« ZurückWeiter »
A HISTORY OF THE
PRINCIPAL PERSONS AND PLACES, IMPORTANT DATES,
CIVIL WAR IN AMERICA
TO WHICH IS ADDED
A CITIZEN'S MANUAL:
NATIONAL DOCUMENTS, PROCLAMATIONS, AND STATISTICS
PARLIAMENTARY RULES, &c.,
COMPILED FROM OFFICIAL AND OTHER AUTHENTIC SOUBOES,
BY ROBERT A. CAMPBELL.
Entered according to Act of Congress, in the year 1866 by
ROBERT A. CAMPBELL,
In the Clerk's Office of the District Court for the District of Indiane.
OTB2201 IPAD AT TIL
MRANILIN TIP: POUNDBI,
A GLANCE at the Title Page will show the general scope
of this work. It has been the aim of the Author to condense into the smallest possible space, consistent with precision, clearness, and interest, the multitudinous incidents and dates presented. He has avoided all partisan views, mere speculation, and unprofitable detail. The documents, statistics, and extracts are from official sources, and given without comment. The historical part of the work has been carefully gathered from the abundant materials at the command of the Author, and as carefully culled and presented. In his labors it has been his constant care to make a fair, full statement of facts, rather than any display of rhetoric.
It is intended as a reliable and convenient reference book upon the topics presented, for the use of the various classes and parties of American citizens; and the Author hopes that the execution of the design may not be altogether unworthy the approbation already bestowed upon the plan.

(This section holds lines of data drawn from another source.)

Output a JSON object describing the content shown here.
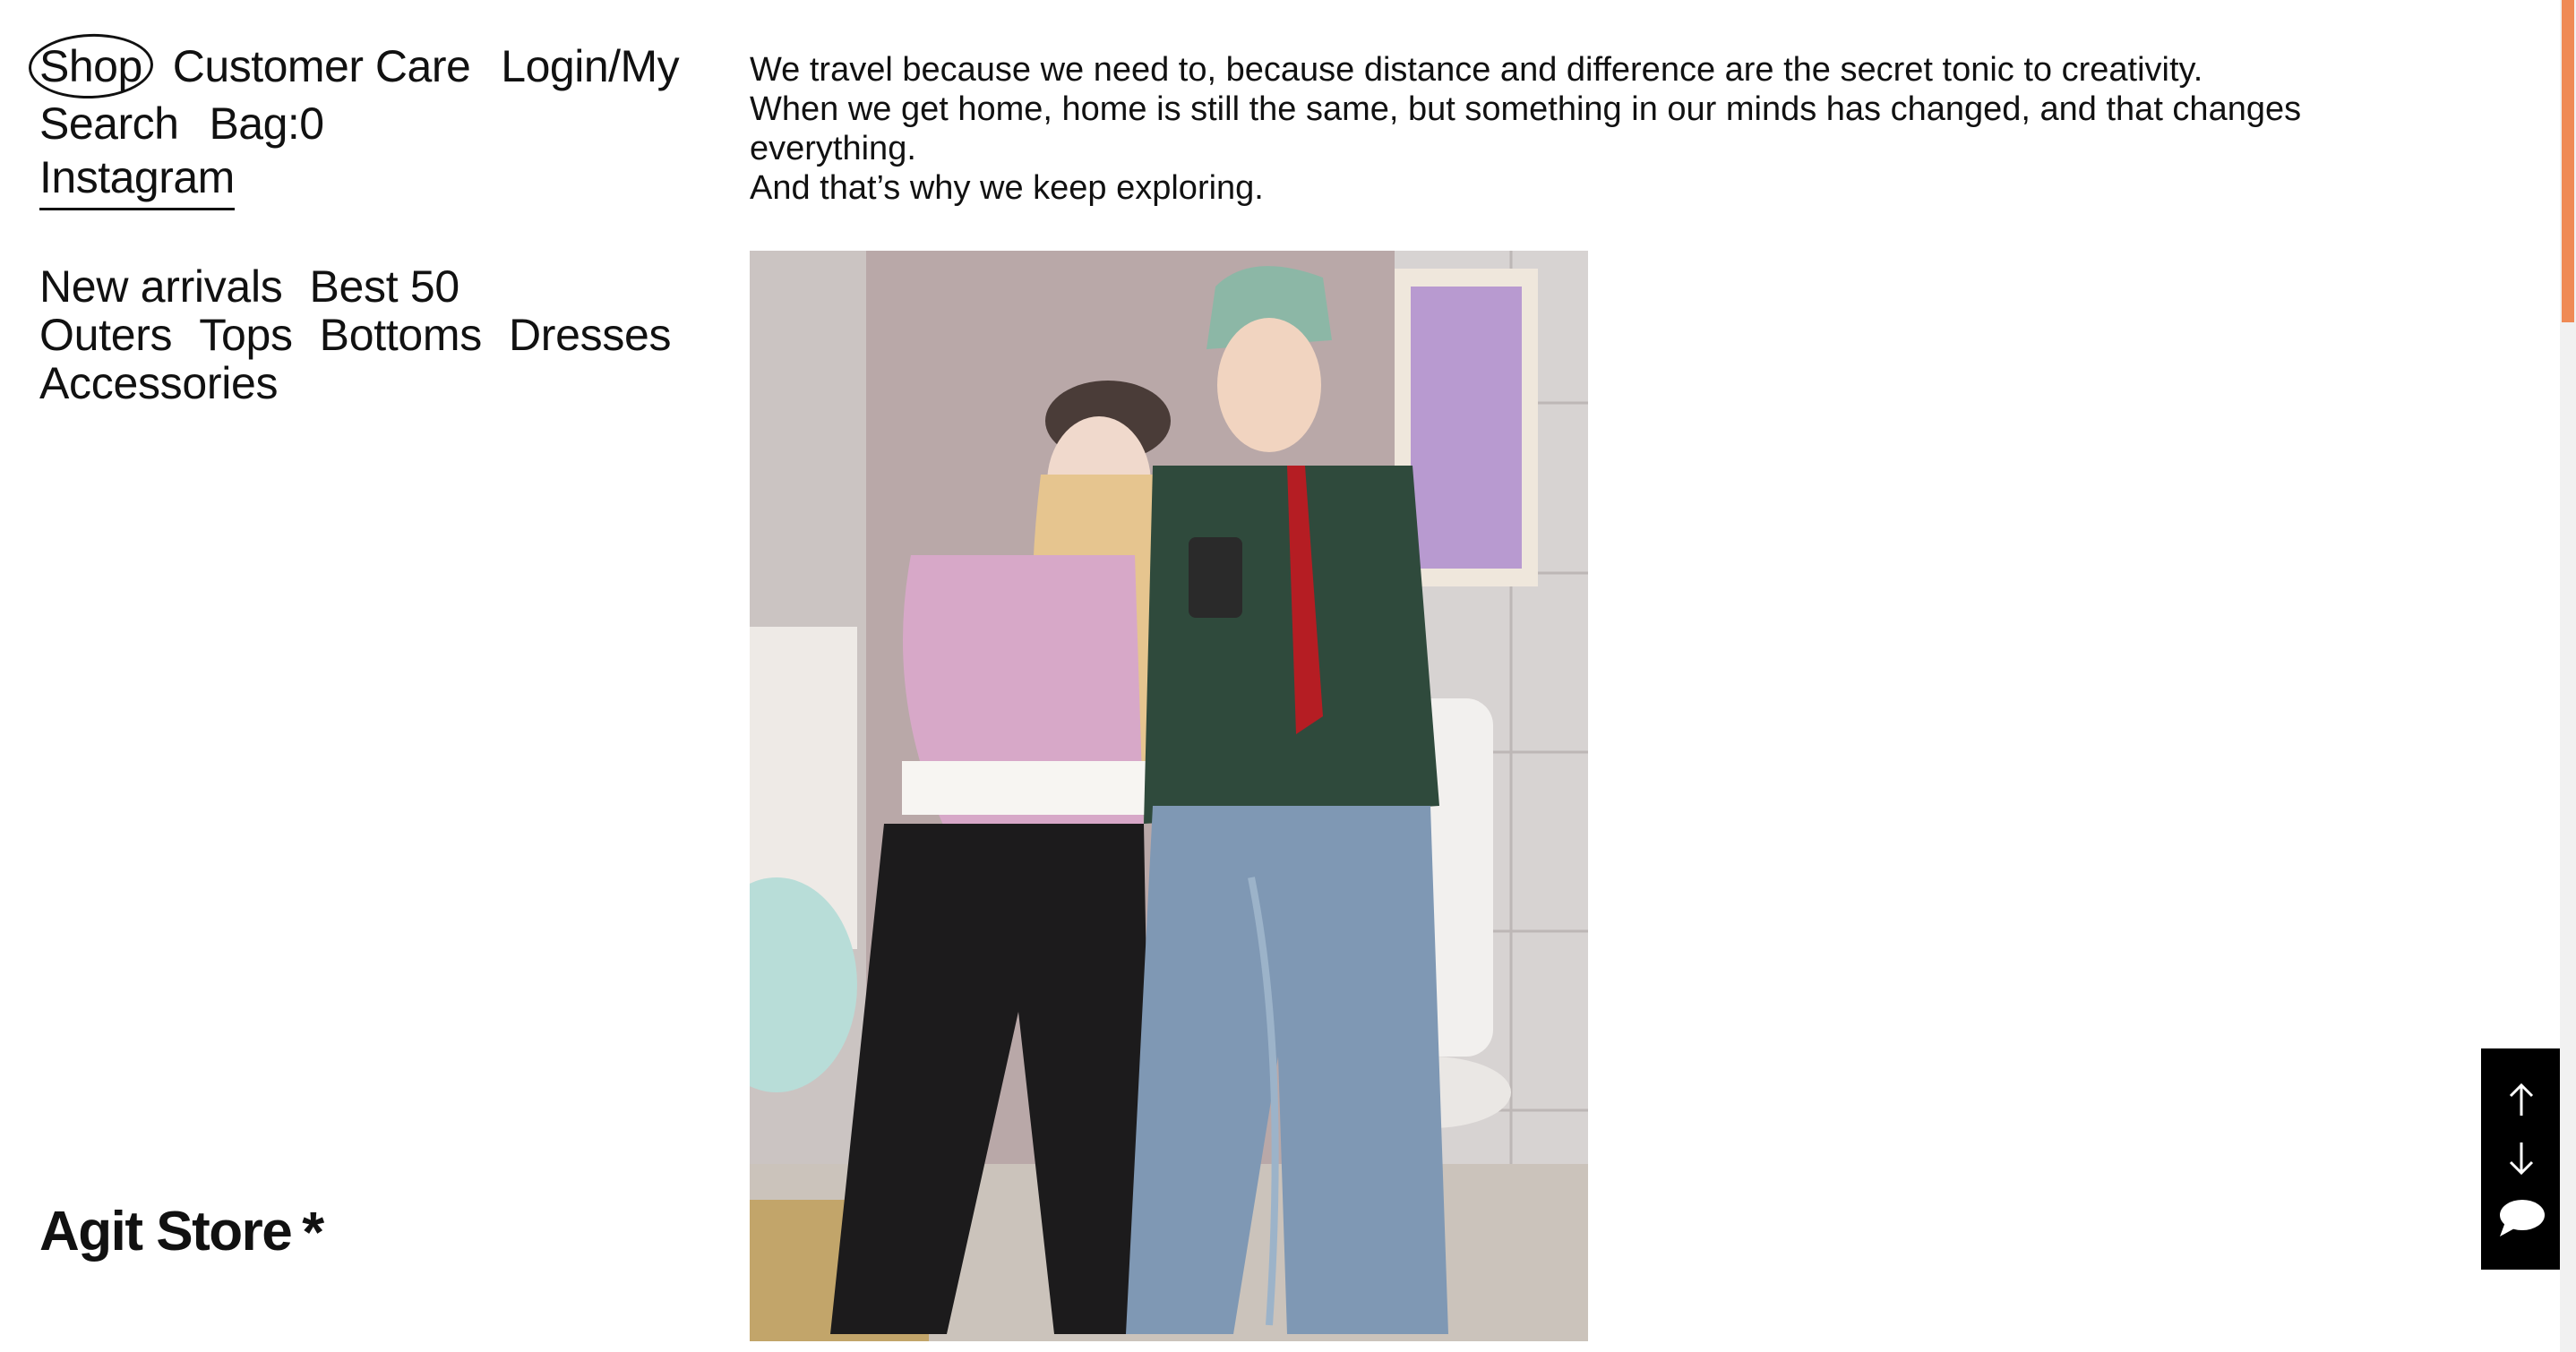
{
  "top_nav": {
    "shop": "Shop",
    "customer_care": "Customer Care",
    "login": "Login/My",
    "search": "Search",
    "bag": "Bag:0",
    "instagram": "Instagram"
  },
  "categories": {
    "new_arrivals": "New arrivals",
    "best": "Best 50",
    "outers": "Outers",
    "tops": "Tops",
    "bottoms": "Bottoms",
    "dresses": "Dresses",
    "accessories": "Accessories"
  },
  "brand": {
    "name": "Agit Store",
    "mark": "*"
  },
  "quote": {
    "line1": "We travel because we need to, because distance and difference are the secret tonic to creativity.",
    "line2": "When we get home, home is still the same, but something in our minds has changed, and that changes everything.",
    "line3": "And that’s why we keep exploring."
  },
  "controls": {
    "up": "arrow-up-icon",
    "down": "arrow-down-icon",
    "chat": "chat-bubble-icon"
  },
  "colors": {
    "scroll_accent": "#ef8a55",
    "controls_bg": "#000000"
  }
}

Abbeville, Miss., deserted by the rebels and occupied by the Union forces December 2, 1862.
Abell, D. K., editor of the St. Joseph (Mo.) Tribune, arrested October 30, 1863, for publishing treasonable articles in his paper.
Abingdon, Va., was occupied by General Burbridge, who destroyed a large amount of stores, including a quantity of salt, December 14, 1864.
A. B. Ligur, a rebel steamer, was captured near New Orleans, November 1, 1862.
Abolition of Slavery in the District of Columbia. Bill passed the United States Senate April 3, (29 v.14); passed the House (93 v. 39) April 11, and was approved by President Lincoln April 16, 1862.
Absentees from the army were ordered to their places August 11, 1862 .
Accomac and Northampton Counties, Va., were taken possession of by the Union troops, and the rebels in them disbanded, November 18, 1861.
Acquia Creek, Va.--There was an engagement, May 31, 1861, between the rebel batteries near this place and the gun-boats Anacosta and Freeborn. After a two-hours' battle the gun-boats retired; but, renewing the attack next day, the batteries were silenced and a part of the town burned. There were undecisive attacks at the same point July 29 and August 16 of the same year. The place was evacuated by the rebels March 18, 1862, thus raising the blockade of the Potomac.
Actual Commencement of War, by the rebels opening fire upon Fort Sumter, at 4:30 A. M. April 12, 1861.
Acworth, Ga., was Sherman's head-quarters June 6, 1864.